Anthony Jansen: For some time I'd been thinking about the question: to what degree is our personal identity tied up with our memory of the past? It seemed like it would form the basis of a great story, but it needed something more to make it work. At the same time I was also intrigued by the notion that, for all the benefits it provides society, technological progress can so easily be used for nefarious purposes. When I started bringing these two ideas together I realised there was great potential to create a compelling story, and that ultimately led me to write Severed Past.
Question: What do you enjoy most about writing thrillers?
Anthony Jansen: I think thrillers are fantastic. They allow you to combine the suspense and intellectual characteristics of a mystery novel with the excitement, danger and action you typically find in an adventure story. When done well, it leads to an enthralling experience for the reader. It's that challenge of doing it well that draws me as an author, inspired of course by the many great thrillers that have been written in the past.
Question: What was the best thing about creating the character of David Hayes?
Anthony Jansen: When you start to create a character for your novel you get to play god, which is great fun. You can give your character any physical traits you want, any habits, personality defects or whatever. But for me that is only half the story. One of the most rewarding aspects in creating a character is the journey of discovery that it takes you on. While initially I will dictate many traits of my characters, there are just as many aspects that are not planned, but rather are revealed by the situations the character comes across during the story. This certainly happened with David Hayes, and as a writer it's fantastic when your characters come alive in this way.
Question: How much of your inspiration comes from real life and real people?
Anthony Jansen: Real life and real people provide an important level of inspiration for my writing. But rather than just looking at the world as it is today, I'm also intrigued by the question "what else is possible?" So real life and real people provide the foundation for my writing, but I'm always trying to go beyond that foundation when it comes to the details. The connection to the real world is important so that readers can easily relate to what I've written, but I'm also keen to leave my readers with thought provoking ideas that go beyond their typical day-to-day experiences.
Question: What advice do you have for aspiring writers or artists?
Anthony Jansen: For aspiring writers, especially those who want to attempt a sizeable piece of work like a novel, one of the keys is consistency. You need to be writing almost every day. This not only allows you to continually improve your skills, it's also the only way I know to produce a manuscript of sixty, eighty, or even a hundred thousand words. Another key point is not to get too hung up on the quality of the first draft.

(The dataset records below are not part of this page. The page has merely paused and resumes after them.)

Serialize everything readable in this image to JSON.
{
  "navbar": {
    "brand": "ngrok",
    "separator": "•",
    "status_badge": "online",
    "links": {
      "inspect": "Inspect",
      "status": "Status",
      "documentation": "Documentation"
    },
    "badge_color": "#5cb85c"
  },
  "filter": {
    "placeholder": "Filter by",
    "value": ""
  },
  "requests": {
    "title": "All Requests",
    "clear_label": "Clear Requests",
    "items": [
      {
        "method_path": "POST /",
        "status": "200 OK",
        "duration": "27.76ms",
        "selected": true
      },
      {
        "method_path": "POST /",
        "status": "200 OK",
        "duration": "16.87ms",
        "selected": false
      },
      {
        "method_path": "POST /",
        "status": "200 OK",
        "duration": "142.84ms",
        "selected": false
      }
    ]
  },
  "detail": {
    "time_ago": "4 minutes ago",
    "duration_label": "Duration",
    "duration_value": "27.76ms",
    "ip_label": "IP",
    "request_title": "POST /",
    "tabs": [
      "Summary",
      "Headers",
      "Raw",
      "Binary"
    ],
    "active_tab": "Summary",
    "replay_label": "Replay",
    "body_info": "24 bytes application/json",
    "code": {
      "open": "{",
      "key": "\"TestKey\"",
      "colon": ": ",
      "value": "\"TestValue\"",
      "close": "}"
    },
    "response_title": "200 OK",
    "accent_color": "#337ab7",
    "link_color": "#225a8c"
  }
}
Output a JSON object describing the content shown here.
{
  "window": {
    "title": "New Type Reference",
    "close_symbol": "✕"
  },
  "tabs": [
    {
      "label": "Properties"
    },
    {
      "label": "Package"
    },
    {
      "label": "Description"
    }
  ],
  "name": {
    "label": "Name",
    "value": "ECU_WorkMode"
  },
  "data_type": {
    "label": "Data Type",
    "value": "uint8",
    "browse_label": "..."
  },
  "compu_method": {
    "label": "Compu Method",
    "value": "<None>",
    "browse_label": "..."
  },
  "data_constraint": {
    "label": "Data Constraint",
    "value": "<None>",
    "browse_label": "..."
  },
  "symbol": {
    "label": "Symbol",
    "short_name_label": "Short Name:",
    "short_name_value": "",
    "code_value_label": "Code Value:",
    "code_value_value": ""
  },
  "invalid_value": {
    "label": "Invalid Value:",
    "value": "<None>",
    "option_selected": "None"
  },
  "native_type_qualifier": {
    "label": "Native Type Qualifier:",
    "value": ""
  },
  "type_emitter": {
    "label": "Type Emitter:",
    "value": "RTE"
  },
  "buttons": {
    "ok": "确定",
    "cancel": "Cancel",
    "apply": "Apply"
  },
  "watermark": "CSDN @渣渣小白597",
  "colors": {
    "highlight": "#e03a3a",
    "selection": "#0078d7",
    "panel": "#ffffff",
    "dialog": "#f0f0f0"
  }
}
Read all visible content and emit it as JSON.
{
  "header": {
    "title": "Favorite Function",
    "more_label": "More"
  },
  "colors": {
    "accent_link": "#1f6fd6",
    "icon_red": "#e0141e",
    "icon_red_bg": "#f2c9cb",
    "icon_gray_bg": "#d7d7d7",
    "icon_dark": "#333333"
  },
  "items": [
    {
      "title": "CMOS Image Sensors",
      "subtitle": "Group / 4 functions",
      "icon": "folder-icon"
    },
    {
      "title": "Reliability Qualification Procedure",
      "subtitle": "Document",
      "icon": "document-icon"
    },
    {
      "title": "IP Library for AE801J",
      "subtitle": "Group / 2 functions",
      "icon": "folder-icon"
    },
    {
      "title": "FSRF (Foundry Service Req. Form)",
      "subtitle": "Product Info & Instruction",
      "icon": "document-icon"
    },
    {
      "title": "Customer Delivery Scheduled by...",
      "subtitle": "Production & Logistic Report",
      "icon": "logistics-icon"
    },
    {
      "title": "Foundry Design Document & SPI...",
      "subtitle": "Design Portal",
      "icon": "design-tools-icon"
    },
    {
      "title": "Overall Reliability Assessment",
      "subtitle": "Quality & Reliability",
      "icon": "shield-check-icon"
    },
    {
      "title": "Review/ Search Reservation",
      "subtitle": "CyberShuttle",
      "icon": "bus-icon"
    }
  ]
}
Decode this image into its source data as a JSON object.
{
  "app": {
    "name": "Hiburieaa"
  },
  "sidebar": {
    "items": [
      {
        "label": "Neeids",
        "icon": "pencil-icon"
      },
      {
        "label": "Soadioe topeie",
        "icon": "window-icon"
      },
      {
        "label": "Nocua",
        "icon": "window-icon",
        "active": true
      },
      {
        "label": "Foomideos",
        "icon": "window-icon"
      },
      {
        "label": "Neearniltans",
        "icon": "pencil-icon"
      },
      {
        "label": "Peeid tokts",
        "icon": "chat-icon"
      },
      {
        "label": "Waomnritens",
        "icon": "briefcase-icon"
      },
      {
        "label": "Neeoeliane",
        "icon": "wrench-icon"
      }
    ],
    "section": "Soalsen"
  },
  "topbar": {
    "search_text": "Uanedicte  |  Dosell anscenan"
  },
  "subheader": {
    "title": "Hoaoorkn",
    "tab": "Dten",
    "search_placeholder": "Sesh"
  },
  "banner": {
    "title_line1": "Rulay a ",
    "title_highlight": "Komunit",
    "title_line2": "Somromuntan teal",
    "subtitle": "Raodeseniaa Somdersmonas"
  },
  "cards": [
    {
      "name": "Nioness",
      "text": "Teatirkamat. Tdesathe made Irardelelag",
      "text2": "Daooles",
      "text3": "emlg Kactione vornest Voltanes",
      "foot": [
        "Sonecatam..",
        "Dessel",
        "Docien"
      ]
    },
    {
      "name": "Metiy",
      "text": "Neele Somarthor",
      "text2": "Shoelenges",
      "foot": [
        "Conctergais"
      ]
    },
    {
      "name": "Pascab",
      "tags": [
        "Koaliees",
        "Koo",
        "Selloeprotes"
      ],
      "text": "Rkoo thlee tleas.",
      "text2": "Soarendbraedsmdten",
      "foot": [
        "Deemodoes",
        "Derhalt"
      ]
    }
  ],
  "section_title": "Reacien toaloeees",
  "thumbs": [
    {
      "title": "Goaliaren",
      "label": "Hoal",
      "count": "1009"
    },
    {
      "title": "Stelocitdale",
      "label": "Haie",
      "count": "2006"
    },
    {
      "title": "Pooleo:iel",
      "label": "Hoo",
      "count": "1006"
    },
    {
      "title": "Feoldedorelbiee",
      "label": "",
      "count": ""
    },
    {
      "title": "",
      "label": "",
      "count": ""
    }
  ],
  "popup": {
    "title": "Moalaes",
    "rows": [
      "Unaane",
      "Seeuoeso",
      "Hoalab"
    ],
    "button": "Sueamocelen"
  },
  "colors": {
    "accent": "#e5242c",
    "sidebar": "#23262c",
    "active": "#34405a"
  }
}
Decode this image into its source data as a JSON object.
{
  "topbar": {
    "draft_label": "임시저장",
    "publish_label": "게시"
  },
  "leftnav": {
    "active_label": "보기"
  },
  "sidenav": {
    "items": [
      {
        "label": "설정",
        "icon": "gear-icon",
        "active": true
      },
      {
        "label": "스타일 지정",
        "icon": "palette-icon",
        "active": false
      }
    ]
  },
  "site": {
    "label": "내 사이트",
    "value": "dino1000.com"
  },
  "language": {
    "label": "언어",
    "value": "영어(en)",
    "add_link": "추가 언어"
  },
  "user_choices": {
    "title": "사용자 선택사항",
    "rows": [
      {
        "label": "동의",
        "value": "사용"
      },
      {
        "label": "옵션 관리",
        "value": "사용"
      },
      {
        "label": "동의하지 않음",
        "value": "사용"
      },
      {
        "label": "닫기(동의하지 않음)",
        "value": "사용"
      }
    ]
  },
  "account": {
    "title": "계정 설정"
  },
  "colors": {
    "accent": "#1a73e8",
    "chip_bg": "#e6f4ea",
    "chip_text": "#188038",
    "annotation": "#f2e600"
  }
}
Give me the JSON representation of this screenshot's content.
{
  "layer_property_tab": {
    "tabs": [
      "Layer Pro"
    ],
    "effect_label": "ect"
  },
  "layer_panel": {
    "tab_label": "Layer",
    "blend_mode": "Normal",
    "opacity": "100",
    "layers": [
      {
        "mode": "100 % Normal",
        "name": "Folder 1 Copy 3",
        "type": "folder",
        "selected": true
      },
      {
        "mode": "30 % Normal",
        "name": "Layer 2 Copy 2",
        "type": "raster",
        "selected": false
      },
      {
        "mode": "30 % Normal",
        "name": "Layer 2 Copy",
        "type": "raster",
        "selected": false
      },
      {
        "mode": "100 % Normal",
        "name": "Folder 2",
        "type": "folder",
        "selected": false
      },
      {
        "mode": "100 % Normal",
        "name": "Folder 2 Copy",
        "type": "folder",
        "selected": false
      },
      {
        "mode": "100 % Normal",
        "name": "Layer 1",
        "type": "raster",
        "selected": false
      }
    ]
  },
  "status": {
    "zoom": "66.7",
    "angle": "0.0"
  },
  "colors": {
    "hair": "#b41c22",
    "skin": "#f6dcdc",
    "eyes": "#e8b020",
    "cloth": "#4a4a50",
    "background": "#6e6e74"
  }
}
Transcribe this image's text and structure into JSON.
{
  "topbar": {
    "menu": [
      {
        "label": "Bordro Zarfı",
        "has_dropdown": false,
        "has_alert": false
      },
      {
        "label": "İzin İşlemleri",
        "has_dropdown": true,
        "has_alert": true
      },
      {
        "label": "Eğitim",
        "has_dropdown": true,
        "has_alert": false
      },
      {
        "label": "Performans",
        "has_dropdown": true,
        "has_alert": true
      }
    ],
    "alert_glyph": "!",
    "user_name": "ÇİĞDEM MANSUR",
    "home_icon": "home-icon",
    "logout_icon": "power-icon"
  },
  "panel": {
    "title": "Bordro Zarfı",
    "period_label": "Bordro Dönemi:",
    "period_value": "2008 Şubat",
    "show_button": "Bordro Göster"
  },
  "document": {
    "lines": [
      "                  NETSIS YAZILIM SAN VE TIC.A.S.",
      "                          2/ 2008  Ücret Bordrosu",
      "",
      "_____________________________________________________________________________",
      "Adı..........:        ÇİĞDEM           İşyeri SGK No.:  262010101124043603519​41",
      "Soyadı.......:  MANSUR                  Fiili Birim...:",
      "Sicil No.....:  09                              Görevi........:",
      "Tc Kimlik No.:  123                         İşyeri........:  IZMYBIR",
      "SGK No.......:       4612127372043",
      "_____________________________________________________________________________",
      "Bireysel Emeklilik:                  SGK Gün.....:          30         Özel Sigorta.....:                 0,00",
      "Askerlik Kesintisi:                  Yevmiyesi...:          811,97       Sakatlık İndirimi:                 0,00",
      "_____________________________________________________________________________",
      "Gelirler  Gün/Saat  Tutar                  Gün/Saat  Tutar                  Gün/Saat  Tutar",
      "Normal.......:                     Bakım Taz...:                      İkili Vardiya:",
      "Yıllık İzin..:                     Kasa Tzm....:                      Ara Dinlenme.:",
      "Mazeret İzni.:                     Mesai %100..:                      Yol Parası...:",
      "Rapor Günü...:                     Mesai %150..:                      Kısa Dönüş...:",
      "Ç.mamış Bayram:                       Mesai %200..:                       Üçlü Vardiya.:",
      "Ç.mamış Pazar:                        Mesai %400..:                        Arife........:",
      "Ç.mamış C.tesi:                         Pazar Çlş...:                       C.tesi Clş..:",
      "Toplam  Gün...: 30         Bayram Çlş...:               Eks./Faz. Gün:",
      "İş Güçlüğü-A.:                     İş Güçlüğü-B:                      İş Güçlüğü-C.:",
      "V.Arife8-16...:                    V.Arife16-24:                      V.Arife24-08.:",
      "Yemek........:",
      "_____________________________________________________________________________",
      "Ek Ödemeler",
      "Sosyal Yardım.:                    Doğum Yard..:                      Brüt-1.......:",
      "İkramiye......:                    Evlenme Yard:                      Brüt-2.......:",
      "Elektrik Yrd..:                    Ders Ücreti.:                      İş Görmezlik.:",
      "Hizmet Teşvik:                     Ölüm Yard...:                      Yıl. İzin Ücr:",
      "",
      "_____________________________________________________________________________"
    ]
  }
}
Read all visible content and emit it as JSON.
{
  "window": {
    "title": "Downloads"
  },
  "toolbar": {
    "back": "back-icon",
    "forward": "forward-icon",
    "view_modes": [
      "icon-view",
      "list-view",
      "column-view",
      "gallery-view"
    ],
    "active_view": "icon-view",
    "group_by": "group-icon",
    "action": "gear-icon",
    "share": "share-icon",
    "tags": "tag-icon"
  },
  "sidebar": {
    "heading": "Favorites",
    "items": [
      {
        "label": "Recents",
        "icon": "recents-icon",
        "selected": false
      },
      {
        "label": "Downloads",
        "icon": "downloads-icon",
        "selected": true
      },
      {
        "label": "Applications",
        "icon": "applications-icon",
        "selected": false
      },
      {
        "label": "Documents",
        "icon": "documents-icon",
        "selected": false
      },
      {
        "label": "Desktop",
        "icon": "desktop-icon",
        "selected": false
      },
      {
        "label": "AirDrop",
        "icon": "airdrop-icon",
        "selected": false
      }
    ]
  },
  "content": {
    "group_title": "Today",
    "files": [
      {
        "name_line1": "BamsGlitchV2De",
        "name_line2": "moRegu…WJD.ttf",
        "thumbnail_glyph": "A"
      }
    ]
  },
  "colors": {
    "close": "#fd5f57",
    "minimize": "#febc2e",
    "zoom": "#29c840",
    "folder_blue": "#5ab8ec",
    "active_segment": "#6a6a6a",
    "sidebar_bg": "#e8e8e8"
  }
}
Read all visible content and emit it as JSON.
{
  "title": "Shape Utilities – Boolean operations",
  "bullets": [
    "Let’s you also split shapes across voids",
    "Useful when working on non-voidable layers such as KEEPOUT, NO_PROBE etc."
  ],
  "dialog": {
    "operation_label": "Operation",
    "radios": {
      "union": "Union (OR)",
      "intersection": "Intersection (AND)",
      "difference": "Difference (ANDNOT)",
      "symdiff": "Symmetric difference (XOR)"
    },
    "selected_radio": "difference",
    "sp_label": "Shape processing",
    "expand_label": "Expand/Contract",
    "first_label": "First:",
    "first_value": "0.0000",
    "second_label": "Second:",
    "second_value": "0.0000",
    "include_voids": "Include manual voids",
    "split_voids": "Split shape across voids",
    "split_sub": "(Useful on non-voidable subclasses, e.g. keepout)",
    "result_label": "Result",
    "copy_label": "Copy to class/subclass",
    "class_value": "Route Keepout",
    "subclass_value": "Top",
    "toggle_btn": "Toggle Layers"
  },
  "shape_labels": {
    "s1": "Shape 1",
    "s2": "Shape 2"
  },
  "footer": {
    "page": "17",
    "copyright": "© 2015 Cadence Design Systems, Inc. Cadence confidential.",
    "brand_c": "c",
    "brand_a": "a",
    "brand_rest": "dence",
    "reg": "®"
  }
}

Ignore any desire to be a perfectionist at this stage as you can always improve your work when you rewrite. The first draft is all about getting down your ideas. Refinement of your prose should happen later.